Now, in a bid to restore some of those rules, the state of California is considering its own broadband privacy measure. It is widely opposed by large, established Internet providers such as Cox Communications, T-Mobile and Verizon. Google, Facebook and other massive tech companies also oppose the bill — over concerns, analysts say, that the expanded privacy regulations could indirectly affect the websites' own ability to gather and monetize user data.
With just hours until the end of California's legislative session, the bill will need to be fast-tracked through the state senate and assembly by the end of Friday or early Saturday in order for it to wind up on the governor's desk. The first votes on California's privacy bill could come shortly before 3 p.m. Pacific time on Friday; if the bill fails to advance, lawmakers may choose to pick up where they left off in January.
Supporters of the bill say there's much more at stake than California's own policies.

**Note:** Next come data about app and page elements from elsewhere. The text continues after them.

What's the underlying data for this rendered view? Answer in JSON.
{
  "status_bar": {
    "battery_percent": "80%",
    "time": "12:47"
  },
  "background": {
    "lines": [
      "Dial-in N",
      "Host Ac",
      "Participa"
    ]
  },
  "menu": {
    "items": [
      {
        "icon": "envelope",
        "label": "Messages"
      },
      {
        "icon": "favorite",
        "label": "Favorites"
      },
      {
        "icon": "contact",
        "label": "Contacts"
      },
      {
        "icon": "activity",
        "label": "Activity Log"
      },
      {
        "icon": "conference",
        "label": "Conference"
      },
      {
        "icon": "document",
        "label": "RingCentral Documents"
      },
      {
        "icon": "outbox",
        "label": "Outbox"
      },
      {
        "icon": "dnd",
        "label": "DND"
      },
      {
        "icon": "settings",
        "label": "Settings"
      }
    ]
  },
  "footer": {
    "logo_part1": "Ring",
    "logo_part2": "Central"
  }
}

"This becomes law here, likely Oregon will follow in February and the 18 other states active in this will start rolling in," said Ernesto Falcon, legislative counsel at the Electronic Frontier Foundation, a California-based technology advocacy group. More than 20 states in all have considered passing their own Internet privacy bills in recent months, according to the National Conference on State Legislatures.
But opponents argue that the bill is being rushed to completion. Deep changes to the legislation as late as Tuesday show that the bill is not ready for prime-time, according to a joint letter sent Thursday to policymakers by a coalition including the companies mentioned above as well as AT&T, Comcast and the Internet Association, a Washington trade group that represents tech firms. A spokesman for the Internet Association declined to comment for this story.

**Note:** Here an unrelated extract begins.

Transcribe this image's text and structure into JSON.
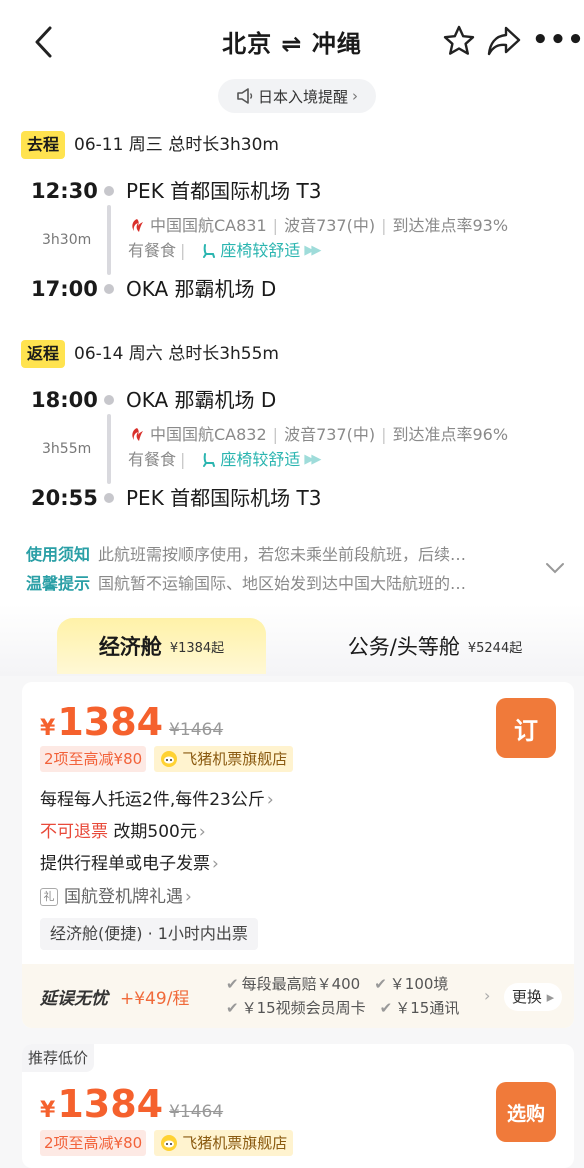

"Foundational concepts are lacking, including a clear definition of what businesses the bill covers," the letter reads. "The bill would also lead to recurring pop-ups to consumers that would be desensitizing and give opportunities to hackers."
Some of those same arguments are finding their way into industry-backed advertisements blanketing media properties in the area, according to Jeffrey Chester, executive director of the Center for Digital Democracy, a privacy advocacy organization. The ads, he said, "play off of Equifax breach fears" and do not disclose their origins.
The 11th-hour legislative battle comes at a sensitive time for the biggest firms in Silicon Valley, whose fortunes have rapidly shifted this year amid widespread allegations of sexual discrimination and monopolistic behavior by some tech companies.
The issue has also seen tech's most powerful titans striking a rare truce with the broadband providers who typically serve as the Valley's foil in policy debates. As both groups expand their use of commercial data, state regulations that could hinder that effort represent a common danger. With the FCC's repealed regulations giving way to multiple state-level proposals, companies now face the prospect of a regulatory patchwork that could become an even bigger headache than the federal rules they lobbied to end.
Companies hate regulatory patchworks.